Why Police Order 2002 never implemented, asks IHC

Says federal govt, ICT must explain reasons for resisting implementation of the law


Saqib Bashir May 08, 2020
PHOTO: FILE

ISLAMABAD: The Islamabad High Court (IHC) has questioned why the Police Order 2002 has not been implemented despite the fact that the objective of the law was to make one of the most important components of the criminal justice system responsive, effective and accountable to actual stakeholders.

According to a written order issued on Friday, the Police Order, 2002 “is being resisted for reasons that are required to be explained and justified by the federation as well as the administration of the Islamabad Capital Territory (ICT).

“The Police Order, 2002 came into force in the ICT on the date when the local government had assumed office in the said territory, as contemplated under sub section (3) of section 1 ibid.

“Whether there are justifiable reasons for refusing to implement the provisions of the said statute, the object whereof was to make one of the most important components of the criminal justice system responsive, effective and accountable to the actual stakeholders,” it said.

The court questioned if there were no justifiable reasons for refusing to implement the provisions of the Police Order, 2002, then who is responsible for the delay and whether such person/authorities should be held accountable?

It also asked what the factors are responsible for lack of functional specialization of investigation officers and who is responsible for their appointment, training and career planning.

IHC issues notices in COMSATS institute sub-engineer case

“Whether the enforced laws in the context of the criminal justice system, eg, the Code of Criminal Procedure, 1898, Qanoon-e-Shahadat Order, 1984, etc meet the challenges, particularly prevention of miscarriages of justice?”

The IHC also asked if the state owes a duty of care and if so, whether it becomes liable to compensate a victim who suffers miscarriages of justice because of breach of such a duty.

“Whether the delays in trial of a criminal case or disposal of appeals against conviction would give a cause of action to the person who suffers miscarriages of justice, for seeking damages?” it added.

The court also nominated a number of people as amicus curie in the case.

These include Special Assistant to Prime Minister Ishrat Hussain, former inspector general police (IGP) Shoaib Sadal, Attorney General for Pakistan, advocate general, the National Police Bureau director general and Adiala Jail superintendent.

The court also sought assistance from Pakistan Bar Council Chairman Abid Saqi, Islamabad Bar Council Vice Chairman Qazi Rafiuddin and presidents of the Islamabad High Court Bar Association (IHCBA) and the District Bar Association.
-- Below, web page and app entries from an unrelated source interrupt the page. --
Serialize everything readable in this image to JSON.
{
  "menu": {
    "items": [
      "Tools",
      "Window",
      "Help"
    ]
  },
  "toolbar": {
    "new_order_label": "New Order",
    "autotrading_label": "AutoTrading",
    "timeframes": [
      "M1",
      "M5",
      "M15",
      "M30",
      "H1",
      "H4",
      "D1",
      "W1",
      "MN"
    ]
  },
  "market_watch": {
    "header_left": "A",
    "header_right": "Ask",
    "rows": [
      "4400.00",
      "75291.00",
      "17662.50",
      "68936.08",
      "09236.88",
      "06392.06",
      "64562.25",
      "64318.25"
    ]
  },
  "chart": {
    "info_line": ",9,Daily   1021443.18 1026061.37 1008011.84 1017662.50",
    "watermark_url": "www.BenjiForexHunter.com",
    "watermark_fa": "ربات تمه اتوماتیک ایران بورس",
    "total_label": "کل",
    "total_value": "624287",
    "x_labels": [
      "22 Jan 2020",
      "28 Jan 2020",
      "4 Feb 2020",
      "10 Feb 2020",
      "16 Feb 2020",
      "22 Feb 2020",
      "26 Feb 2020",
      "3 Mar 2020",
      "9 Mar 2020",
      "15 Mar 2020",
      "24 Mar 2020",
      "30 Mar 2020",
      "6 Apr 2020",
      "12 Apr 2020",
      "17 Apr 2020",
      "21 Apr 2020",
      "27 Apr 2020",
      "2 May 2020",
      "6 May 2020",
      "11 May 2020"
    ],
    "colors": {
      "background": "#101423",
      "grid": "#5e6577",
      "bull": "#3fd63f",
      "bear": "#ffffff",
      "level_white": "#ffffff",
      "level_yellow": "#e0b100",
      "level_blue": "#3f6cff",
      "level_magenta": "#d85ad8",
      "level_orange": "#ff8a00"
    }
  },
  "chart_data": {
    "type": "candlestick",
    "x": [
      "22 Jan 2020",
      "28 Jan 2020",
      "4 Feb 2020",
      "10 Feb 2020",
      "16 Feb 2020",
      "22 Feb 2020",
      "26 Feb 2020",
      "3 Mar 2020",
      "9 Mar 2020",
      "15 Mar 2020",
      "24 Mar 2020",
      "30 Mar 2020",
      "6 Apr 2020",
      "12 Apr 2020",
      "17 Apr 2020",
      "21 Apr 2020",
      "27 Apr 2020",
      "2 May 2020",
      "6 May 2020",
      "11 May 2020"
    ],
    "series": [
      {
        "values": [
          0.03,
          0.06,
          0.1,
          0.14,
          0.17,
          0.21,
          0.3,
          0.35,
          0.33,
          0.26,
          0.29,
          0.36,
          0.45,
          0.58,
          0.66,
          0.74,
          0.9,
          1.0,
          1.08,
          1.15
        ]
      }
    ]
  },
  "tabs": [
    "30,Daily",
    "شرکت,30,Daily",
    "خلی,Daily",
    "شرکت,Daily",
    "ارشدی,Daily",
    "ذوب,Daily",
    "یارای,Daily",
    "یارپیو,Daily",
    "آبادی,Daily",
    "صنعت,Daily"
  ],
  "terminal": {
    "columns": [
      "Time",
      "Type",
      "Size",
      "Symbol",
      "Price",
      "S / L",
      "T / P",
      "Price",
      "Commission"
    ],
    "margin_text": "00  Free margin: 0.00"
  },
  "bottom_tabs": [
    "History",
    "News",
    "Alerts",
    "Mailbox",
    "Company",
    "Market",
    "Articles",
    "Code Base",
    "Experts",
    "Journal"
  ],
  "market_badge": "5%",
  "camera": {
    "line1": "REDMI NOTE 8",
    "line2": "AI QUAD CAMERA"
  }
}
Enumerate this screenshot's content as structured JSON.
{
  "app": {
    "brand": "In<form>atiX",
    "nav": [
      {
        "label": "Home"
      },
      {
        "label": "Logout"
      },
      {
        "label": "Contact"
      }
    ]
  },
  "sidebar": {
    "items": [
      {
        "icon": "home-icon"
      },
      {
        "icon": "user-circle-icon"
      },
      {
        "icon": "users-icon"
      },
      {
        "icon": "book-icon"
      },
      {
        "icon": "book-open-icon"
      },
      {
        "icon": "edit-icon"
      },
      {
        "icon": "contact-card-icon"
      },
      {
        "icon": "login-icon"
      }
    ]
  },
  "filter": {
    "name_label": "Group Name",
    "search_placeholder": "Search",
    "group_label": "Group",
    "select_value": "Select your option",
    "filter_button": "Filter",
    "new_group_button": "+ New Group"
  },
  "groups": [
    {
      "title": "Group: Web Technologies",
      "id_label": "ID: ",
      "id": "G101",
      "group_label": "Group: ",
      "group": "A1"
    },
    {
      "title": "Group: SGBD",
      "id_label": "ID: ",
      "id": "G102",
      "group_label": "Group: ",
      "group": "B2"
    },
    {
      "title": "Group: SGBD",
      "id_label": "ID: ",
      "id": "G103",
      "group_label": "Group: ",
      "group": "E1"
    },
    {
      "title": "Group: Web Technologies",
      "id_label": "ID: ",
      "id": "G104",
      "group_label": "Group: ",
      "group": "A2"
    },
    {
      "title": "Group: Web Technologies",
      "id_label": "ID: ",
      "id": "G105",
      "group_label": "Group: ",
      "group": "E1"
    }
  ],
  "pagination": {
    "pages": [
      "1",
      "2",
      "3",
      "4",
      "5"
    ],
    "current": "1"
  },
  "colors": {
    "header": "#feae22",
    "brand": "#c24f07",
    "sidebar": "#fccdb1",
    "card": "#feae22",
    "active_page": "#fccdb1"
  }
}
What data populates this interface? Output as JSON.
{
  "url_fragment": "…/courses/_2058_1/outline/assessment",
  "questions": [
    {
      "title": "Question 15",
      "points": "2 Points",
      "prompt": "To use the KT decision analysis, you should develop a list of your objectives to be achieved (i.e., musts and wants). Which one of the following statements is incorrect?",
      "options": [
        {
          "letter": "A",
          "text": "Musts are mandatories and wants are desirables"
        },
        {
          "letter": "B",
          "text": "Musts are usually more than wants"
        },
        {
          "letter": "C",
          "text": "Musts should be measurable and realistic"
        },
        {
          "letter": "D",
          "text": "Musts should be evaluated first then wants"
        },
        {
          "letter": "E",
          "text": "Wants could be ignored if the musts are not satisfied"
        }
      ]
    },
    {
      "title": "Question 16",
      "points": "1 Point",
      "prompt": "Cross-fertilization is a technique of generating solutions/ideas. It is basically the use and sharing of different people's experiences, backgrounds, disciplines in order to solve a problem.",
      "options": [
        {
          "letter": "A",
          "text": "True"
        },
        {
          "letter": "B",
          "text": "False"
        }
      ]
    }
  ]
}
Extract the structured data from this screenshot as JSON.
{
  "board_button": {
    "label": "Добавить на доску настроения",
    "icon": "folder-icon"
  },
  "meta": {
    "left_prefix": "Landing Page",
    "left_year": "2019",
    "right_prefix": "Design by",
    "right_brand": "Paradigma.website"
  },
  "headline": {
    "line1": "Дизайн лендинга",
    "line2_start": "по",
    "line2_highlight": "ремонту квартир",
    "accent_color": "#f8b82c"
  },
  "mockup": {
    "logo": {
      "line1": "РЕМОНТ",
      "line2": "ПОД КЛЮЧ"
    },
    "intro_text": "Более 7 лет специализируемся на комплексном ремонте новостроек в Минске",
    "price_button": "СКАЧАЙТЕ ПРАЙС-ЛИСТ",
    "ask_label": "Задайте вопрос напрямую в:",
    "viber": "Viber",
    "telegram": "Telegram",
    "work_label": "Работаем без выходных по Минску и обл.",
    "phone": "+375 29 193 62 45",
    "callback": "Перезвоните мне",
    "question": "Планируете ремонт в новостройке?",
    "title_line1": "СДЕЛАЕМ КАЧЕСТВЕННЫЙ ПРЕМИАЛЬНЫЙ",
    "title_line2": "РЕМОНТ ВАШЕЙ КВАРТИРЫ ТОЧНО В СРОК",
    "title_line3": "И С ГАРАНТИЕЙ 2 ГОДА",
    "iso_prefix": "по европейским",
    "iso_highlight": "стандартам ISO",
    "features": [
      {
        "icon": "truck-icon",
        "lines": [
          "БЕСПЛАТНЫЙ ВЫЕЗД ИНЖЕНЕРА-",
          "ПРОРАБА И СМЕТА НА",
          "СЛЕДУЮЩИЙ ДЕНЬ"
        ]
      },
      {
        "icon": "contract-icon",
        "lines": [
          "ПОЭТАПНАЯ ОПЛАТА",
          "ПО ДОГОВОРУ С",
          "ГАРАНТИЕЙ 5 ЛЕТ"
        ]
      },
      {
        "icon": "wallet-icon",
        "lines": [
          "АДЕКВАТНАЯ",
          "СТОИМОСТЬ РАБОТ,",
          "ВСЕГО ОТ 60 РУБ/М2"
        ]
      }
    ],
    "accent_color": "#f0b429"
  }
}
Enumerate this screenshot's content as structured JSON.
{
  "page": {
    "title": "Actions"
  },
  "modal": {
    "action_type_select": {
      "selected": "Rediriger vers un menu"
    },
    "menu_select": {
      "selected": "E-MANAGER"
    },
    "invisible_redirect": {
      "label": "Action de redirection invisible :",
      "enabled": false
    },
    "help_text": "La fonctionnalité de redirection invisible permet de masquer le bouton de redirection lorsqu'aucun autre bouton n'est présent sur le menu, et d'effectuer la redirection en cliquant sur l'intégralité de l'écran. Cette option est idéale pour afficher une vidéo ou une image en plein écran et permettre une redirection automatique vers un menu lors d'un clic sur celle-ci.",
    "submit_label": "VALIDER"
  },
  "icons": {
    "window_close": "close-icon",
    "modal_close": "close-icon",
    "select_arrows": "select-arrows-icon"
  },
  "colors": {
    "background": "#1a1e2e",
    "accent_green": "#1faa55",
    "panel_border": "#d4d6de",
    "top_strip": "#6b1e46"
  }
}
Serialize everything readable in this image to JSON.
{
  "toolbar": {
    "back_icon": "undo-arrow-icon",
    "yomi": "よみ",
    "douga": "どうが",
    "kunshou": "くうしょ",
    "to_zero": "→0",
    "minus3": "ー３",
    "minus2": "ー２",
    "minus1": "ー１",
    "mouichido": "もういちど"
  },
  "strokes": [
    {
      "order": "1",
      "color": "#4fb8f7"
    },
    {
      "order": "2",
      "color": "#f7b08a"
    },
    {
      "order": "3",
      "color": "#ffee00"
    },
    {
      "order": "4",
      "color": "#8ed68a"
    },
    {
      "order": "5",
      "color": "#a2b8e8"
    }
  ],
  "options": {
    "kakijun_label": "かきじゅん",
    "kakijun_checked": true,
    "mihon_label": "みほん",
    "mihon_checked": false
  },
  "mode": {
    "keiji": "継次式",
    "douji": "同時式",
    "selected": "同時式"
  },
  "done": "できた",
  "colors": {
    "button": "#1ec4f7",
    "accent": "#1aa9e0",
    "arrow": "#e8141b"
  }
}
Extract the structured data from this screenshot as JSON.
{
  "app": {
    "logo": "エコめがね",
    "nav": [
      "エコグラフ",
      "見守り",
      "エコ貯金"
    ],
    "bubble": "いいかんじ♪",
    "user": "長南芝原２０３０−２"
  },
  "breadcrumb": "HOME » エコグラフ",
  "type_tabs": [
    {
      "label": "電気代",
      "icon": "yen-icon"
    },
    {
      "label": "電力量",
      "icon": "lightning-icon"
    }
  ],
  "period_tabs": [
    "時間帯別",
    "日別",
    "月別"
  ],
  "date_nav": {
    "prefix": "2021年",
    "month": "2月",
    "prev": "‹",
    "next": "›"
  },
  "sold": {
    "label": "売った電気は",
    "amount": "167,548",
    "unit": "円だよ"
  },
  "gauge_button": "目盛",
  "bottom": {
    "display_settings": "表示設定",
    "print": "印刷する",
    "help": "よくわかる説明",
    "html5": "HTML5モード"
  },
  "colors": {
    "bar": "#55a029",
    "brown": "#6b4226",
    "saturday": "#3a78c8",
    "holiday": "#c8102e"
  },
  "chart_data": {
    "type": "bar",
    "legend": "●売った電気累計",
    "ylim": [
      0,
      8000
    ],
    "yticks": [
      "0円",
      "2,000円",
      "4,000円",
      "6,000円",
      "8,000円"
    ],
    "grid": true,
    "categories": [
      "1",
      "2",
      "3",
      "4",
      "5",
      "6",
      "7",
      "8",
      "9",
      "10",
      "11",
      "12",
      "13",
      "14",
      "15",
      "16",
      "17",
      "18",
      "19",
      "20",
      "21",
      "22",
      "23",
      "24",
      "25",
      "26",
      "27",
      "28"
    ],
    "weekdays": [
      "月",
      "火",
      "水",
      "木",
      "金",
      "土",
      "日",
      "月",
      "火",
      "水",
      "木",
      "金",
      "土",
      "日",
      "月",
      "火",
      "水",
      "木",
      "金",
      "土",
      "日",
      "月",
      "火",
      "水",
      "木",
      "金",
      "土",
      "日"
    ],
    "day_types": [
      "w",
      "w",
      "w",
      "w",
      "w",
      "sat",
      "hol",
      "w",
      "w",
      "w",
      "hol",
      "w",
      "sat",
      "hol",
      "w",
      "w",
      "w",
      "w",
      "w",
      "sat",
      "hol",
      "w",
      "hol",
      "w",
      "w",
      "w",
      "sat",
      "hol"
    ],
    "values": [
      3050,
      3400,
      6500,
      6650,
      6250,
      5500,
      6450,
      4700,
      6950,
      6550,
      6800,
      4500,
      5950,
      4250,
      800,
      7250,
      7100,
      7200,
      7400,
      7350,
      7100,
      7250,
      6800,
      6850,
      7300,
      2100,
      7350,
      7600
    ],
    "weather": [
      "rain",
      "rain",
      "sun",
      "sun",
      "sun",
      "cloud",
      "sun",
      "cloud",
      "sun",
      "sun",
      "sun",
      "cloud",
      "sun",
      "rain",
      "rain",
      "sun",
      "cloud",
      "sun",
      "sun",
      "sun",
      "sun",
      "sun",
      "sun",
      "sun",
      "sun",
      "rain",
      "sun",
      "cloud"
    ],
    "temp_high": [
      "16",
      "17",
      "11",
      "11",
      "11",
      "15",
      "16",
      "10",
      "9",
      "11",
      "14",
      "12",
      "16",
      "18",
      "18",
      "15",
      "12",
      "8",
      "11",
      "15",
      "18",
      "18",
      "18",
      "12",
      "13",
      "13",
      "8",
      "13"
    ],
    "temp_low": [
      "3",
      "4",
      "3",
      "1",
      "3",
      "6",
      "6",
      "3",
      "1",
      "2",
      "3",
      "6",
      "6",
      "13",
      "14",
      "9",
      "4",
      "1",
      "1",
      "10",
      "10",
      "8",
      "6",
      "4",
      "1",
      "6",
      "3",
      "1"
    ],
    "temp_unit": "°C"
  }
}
The court also directed Interior Ministry secretary, cabinet secretary, chief commissioner and Islamabad IGP to appoint senior and officials concerned for their representation in this case.  The IHC also sought reports from the sessions and the special judges regarding delays in conclusion of criminal trials.